Data supplied: Begin
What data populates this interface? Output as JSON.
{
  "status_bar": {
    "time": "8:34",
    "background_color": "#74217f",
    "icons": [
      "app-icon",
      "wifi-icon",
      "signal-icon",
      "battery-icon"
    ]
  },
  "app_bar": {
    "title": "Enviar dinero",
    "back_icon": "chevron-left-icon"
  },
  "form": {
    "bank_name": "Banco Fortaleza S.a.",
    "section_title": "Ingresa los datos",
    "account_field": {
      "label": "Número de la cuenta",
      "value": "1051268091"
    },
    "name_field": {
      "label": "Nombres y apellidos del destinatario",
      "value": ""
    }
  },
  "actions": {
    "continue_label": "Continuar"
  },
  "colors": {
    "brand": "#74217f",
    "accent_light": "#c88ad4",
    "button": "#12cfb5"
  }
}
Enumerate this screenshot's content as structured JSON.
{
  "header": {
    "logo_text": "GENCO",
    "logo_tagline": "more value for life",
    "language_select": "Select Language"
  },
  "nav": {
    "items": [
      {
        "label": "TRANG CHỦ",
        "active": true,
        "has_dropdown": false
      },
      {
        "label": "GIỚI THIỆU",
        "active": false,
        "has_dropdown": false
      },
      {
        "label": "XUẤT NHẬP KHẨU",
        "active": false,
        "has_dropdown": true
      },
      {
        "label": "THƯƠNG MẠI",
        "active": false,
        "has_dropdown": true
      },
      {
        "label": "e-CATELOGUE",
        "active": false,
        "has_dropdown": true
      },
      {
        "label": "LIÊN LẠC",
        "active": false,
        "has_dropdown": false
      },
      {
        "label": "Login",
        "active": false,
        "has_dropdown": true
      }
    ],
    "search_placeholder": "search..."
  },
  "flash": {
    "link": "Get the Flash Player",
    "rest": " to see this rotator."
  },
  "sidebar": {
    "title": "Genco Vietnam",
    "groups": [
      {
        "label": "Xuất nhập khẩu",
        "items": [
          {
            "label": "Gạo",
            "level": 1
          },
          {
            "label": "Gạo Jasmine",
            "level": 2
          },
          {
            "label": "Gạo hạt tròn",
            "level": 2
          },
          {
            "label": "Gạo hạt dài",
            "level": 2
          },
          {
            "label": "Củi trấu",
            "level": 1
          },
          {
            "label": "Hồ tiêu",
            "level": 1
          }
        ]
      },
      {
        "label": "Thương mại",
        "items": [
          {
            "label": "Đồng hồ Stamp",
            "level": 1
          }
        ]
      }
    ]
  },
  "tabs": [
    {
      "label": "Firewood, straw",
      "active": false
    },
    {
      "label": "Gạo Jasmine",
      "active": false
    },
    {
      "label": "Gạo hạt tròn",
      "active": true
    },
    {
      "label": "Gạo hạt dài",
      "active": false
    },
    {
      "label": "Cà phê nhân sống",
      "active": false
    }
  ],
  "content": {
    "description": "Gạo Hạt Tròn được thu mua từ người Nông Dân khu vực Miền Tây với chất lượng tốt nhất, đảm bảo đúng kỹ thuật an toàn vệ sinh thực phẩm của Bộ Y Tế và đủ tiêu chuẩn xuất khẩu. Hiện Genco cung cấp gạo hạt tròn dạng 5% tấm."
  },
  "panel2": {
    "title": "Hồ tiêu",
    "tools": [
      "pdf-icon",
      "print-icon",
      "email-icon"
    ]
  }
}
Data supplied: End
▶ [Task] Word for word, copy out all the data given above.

▶ [Expected answer]
What data populates this interface? Output as JSON.
{
  "status_bar": {
    "time": "8:34",
    "background_color": "#74217f",
    "icons": [
      "app-icon",
      "wifi-icon",
      "signal-icon",
      "battery-icon"
    ]
  },
  "app_bar": {
    "title": "Enviar dinero",
    "back_icon": "chevron-left-icon"
  },
  "form": {
    "bank_name": "Banco Fortaleza S.a.",
    "section_title": "Ingresa los datos",
    "account_field": {
      "label": "Número de la cuenta",
      "value": "1051268091"
    },
    "name_field": {
      "label": "Nombres y apellidos del destinatario",
      "value": ""
    }
  },
  "actions": {
    "continue_label": "Continuar"
  },
  "colors": {
    "brand": "#74217f",
    "accent_light": "#c88ad4",
    "button": "#12cfb5"
  }
}
Enumerate this screenshot's content as structured JSON.
{
  "header": {
    "logo_text": "GENCO",
    "logo_tagline": "more value for life",
    "language_select": "Select Language"
  },
  "nav": {
    "items": [
      {
        "label": "TRANG CHỦ",
        "active": true,
        "has_dropdown": false
      },
      {
        "label": "GIỚI THIỆU",
        "active": false,
        "has_dropdown": false
      },
      {
        "label": "XUẤT NHẬP KHẨU",
        "active": false,
        "has_dropdown": true
      },
      {
        "label": "THƯƠNG MẠI",
        "active": false,
        "has_dropdown": true
      },
      {
        "label": "e-CATELOGUE",
        "active": false,
        "has_dropdown": true
      },
      {
        "label": "LIÊN LẠC",
        "active": false,
        "has_dropdown": false
      },
      {
        "label": "Login",
        "active": false,
        "has_dropdown": true
      }
    ],
    "search_placeholder": "search..."
  },
  "flash": {
    "link": "Get the Flash Player",
    "rest": " to see this rotator."
  },
  "sidebar": {
    "title": "Genco Vietnam",
    "groups": [
      {
        "label": "Xuất nhập khẩu",
        "items": [
          {
            "label": "Gạo",
            "level": 1
          },
          {
            "label": "Gạo Jasmine",
            "level": 2
          },
          {
            "label": "Gạo hạt tròn",
            "level": 2
          },
          {
            "label": "Gạo hạt dài",
            "level": 2
          },
          {
            "label": "Củi trấu",
            "level": 1
          },
          {
            "label": "Hồ tiêu",
            "level": 1
          }
        ]
      },
      {
        "label": "Thương mại",
        "items": [
          {
            "label": "Đồng hồ Stamp",
            "level": 1
          }
        ]
      }
    ]
  },
  "tabs": [
    {
      "label": "Firewood, straw",
      "active": false
    },
    {
      "label": "Gạo Jasmine",
      "active": false
    },
    {
      "label": "Gạo hạt tròn",
      "active": true
    },
    {
      "label": "Gạo hạt dài",
      "active": false
    },
    {
      "label": "Cà phê nhân sống",
      "active": false
    }
  ],
  "content": {
    "description": "Gạo Hạt Tròn được thu mua từ người Nông Dân khu vực Miền Tây với chất lượng tốt nhất, đảm bảo đúng kỹ thuật an toàn vệ sinh thực phẩm của Bộ Y Tế và đủ tiêu chuẩn xuất khẩu. Hiện Genco cung cấp gạo hạt tròn dạng 5% tấm."
  },
  "panel2": {
    "title": "Hồ tiêu",
    "tools": [
      "pdf-icon",
      "print-icon",
      "email-icon"
    ]
  }
}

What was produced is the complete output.